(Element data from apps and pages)

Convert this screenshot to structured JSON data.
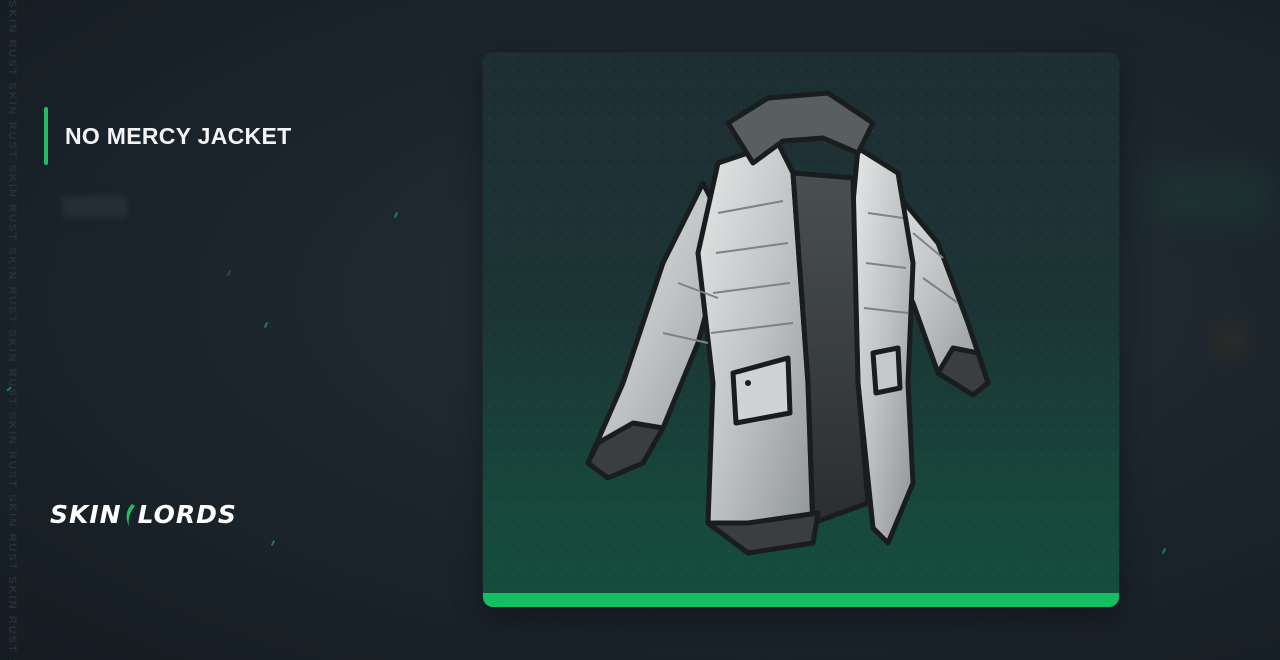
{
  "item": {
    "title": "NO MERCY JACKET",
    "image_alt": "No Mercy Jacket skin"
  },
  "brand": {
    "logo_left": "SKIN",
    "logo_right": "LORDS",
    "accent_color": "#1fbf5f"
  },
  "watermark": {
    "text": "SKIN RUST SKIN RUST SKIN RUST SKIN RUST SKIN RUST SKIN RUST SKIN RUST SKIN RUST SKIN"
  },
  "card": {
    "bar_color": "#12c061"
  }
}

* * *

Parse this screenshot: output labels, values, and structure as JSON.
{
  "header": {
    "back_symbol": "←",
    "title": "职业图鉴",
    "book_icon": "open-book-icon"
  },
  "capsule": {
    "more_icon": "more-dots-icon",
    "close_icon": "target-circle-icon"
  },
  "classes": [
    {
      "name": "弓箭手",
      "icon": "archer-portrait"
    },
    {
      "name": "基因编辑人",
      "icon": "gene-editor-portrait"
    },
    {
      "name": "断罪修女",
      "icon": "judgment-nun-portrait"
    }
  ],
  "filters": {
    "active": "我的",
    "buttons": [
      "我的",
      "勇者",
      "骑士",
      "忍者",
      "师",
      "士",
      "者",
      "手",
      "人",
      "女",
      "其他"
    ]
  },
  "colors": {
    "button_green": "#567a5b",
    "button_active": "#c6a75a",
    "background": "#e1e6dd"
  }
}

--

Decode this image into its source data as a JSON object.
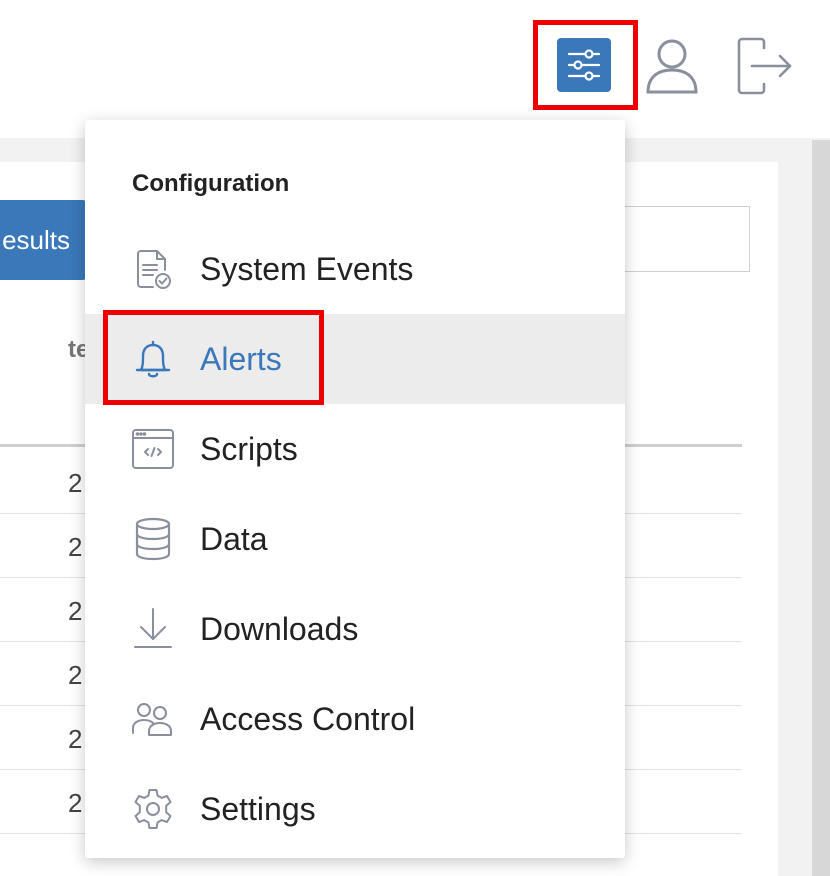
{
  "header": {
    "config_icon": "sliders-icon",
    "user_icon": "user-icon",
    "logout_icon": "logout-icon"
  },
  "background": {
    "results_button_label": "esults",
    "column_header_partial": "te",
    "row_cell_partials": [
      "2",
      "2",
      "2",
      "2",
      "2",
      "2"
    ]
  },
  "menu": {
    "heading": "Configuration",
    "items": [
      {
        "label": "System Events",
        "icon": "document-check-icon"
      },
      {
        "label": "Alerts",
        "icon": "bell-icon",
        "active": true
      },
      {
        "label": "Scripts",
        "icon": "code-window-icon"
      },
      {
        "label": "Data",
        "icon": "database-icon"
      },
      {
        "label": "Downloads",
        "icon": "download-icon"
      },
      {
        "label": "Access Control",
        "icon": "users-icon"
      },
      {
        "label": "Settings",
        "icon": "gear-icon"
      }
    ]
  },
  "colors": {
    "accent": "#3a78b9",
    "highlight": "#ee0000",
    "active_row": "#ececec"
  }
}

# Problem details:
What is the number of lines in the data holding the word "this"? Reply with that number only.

# Your response:
3